## Supplied records
--------------------------------

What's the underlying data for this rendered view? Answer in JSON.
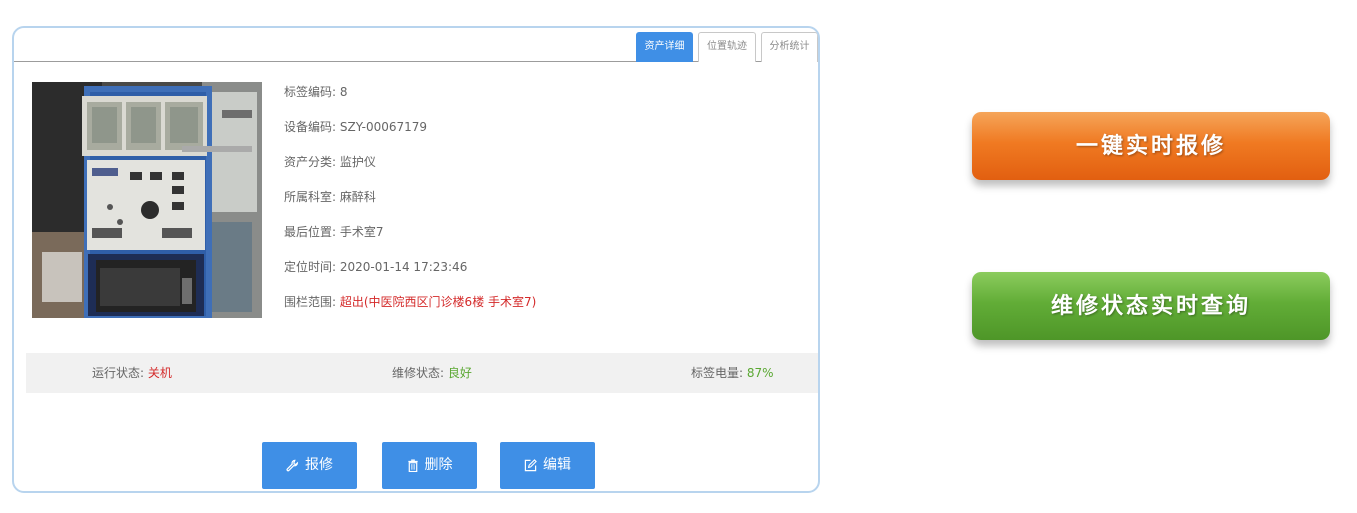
{
  "tabs": [
    {
      "label": "资产详细",
      "active": true
    },
    {
      "label": "位置轨迹",
      "active": false
    },
    {
      "label": "分析统计",
      "active": false
    }
  ],
  "info": [
    {
      "label": "标签编码:",
      "value": "8"
    },
    {
      "label": "设备编码:",
      "value": "SZY-00067179"
    },
    {
      "label": "资产分类:",
      "value": "监护仪"
    },
    {
      "label": "所属科室:",
      "value": "麻醉科"
    },
    {
      "label": "最后位置:",
      "value": "手术室7"
    },
    {
      "label": "定位时间:",
      "value": "2020-01-14 17:23:46"
    },
    {
      "label": "围栏范围:",
      "value": "超出(中医院西区门诊楼6楼 手术室7)"
    }
  ],
  "status": {
    "run_label": "运行状态:",
    "run_value": "关机",
    "repair_label": "维修状态:",
    "repair_value": "良好",
    "battery_label": "标签电量:",
    "battery_value": "87%"
  },
  "actions": {
    "repair": "报修",
    "delete": "删除",
    "edit": "编辑"
  },
  "big_buttons": {
    "report": "一键实时报修",
    "query": "维修状态实时查询"
  },
  "colors": {
    "primary": "#3f8fe6",
    "alert_red": "#d42a2a",
    "ok_green": "#5aa832",
    "orange": "#f07a22",
    "green": "#62ad37"
  },
  "icons": {
    "repair": "wrench-icon",
    "delete": "trash-icon",
    "edit": "edit-icon"
  }
}
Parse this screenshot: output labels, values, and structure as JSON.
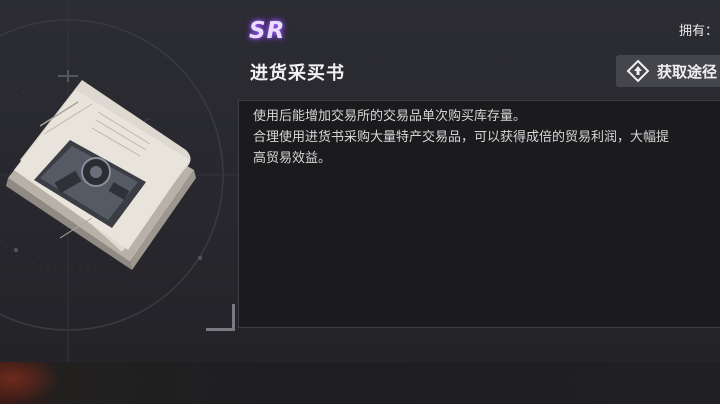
{
  "item": {
    "rarity": "SR",
    "name": "进货采买书",
    "owned_label": "拥有：",
    "description": [
      "使用后能增加交易所的交易品单次购买库存量。",
      "合理使用进货书采购大量特产交易品，可以获得成倍的贸易利润，大幅提",
      "高贸易效益。"
    ]
  },
  "actions": {
    "acquire_label": "获取途径"
  },
  "colors": {
    "rarity_glow": "#a35cff",
    "panel_bg": "#2a2a30",
    "desc_bg": "#1b1b1e"
  },
  "icons": {
    "acquire": "diamond-arrow-icon",
    "item": "book-icon"
  }
}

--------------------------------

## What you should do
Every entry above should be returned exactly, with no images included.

## The answer
What's the underlying data for this rendered view? Answer in JSON.
{
  "tabs": [
    {
      "label": "资产详细",
      "active": true
    },
    {
      "label": "位置轨迹",
      "active": false
    },
    {
      "label": "分析统计",
      "active": false
    }
  ],
  "info": [
    {
      "label": "标签编码:",
      "value": "8"
    },
    {
      "label": "设备编码:",
      "value": "SZY-00067179"
    },
    {
      "label": "资产分类:",
      "value": "监护仪"
    },
    {
      "label": "所属科室:",
      "value": "麻醉科"
    },
    {
      "label": "最后位置:",
      "value": "手术室7"
    },
    {
      "label": "定位时间:",
      "value": "2020-01-14 17:23:46"
    },
    {
      "label": "围栏范围:",
      "value": "超出(中医院西区门诊楼6楼 手术室7)"
    }
  ],
  "status": {
    "run_label": "运行状态:",
    "run_value": "关机",
    "repair_label": "维修状态:",
    "repair_value": "良好",
    "battery_label": "标签电量:",
    "battery_value": "87%"
  },
  "actions": {
    "repair": "报修",
    "delete": "删除",
    "edit": "编辑"
  },
  "big_buttons": {
    "report": "一键实时报修",
    "query": "维修状态实时查询"
  },
  "colors": {
    "primary": "#3f8fe6",
    "alert_red": "#d42a2a",
    "ok_green": "#5aa832",
    "orange": "#f07a22",
    "green": "#62ad37"
  },
  "icons": {
    "repair": "wrench-icon",
    "delete": "trash-icon",
    "edit": "edit-icon"
  }
}
Parse this screenshot: output labels, values, and structure as JSON.
{
  "item": {
    "rarity": "SR",
    "name": "进货采买书",
    "owned_label": "拥有：",
    "description": [
      "使用后能增加交易所的交易品单次购买库存量。",
      "合理使用进货书采购大量特产交易品，可以获得成倍的贸易利润，大幅提",
      "高贸易效益。"
    ]
  },
  "actions": {
    "acquire_label": "获取途径"
  },
  "colors": {
    "rarity_glow": "#a35cff",
    "panel_bg": "#2a2a30",
    "desc_bg": "#1b1b1e"
  },
  "icons": {
    "acquire": "diamond-arrow-icon",
    "item": "book-icon"
  }
}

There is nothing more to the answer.